I fully understand those who are angered by both major parties. Political parties are by nature brawling, chaotic, sprawling organizations with often conflicting internal drives, somewhat united by a central goal, the acquisition of power. But those who choose to support a third party instead should check their history books. We haven't had a successful third party since since oh yeah, not in my lifetime or several lifetimes before mine. We have, however, seen third party efforts hand elections to winners you might not really have wanted to see win. In my opinion, voting for a third party candidate is self-defeating idealism.
Sitting out elections because of dislike of both candidates or both major party platforms is, in my opinion, equally pointless. It seems a little like the kid who takes his ball and goes home if the sandlot team doesn't meet all his expectations, thereby torpedoing his own opportunity to play and hamstringing the game itself. Some of those who take this position tell me they refuse to have to choose the lesser of two evils. I have news for them. We have always had to choose between two evils. I am unaware of any election in which a perfect candidate ran for office. What about the Father of our Country, you ask, the sainted Washington? You mean that slave-holding, whiskey-distilling, land-grabbing aristocrat? No, he was a great man and deserves the honors we heap on him and more, but he was far from perfect. And modern-day candidates mostly fall well short of the standard he set.
So I don't question your right to vote for the candidate of your choice. But if you plan to vote for an appealing individual who is running as a member of a party you don't support, or if you yearn for a third party candidate to run against the two main parties, or if you plan not to vote at all because nobody is perfect, I do question your perspicacity as a citizen.

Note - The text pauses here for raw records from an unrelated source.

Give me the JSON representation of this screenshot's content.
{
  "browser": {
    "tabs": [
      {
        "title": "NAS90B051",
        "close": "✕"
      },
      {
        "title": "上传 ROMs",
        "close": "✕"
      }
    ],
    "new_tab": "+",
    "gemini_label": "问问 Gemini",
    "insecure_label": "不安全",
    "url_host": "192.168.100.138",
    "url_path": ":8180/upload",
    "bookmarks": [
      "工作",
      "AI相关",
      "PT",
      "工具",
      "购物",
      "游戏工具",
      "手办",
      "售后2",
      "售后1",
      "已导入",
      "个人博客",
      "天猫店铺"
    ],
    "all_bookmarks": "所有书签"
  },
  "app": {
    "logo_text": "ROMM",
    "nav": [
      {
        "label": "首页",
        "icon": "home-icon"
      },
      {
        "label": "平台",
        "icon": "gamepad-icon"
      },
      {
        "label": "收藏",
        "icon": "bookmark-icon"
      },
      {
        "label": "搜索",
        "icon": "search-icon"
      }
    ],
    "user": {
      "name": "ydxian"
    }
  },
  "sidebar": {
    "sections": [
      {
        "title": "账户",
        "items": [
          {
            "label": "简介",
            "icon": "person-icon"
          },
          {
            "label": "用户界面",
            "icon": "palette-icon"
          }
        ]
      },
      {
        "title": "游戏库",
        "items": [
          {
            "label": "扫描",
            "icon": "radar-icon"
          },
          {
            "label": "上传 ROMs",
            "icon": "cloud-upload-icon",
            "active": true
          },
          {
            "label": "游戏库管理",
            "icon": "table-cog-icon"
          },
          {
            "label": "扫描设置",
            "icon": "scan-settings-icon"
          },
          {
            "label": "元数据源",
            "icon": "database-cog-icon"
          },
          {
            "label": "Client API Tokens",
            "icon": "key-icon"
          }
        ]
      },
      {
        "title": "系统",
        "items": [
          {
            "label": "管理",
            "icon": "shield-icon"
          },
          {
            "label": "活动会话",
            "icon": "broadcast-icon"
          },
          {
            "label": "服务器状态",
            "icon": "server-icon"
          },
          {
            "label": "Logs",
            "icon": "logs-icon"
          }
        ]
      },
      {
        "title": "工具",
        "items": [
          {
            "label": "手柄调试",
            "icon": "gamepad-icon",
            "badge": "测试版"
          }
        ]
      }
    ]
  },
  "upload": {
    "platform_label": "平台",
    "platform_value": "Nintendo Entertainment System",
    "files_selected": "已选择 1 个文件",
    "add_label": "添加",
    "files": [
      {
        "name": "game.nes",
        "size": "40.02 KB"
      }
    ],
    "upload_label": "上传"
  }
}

Robert B. Simpson, a 28-year Infantry veteran who retired as a colonel at Fort Benning, is the author of "Through the Dark Waters: Searching for Hope and Courage."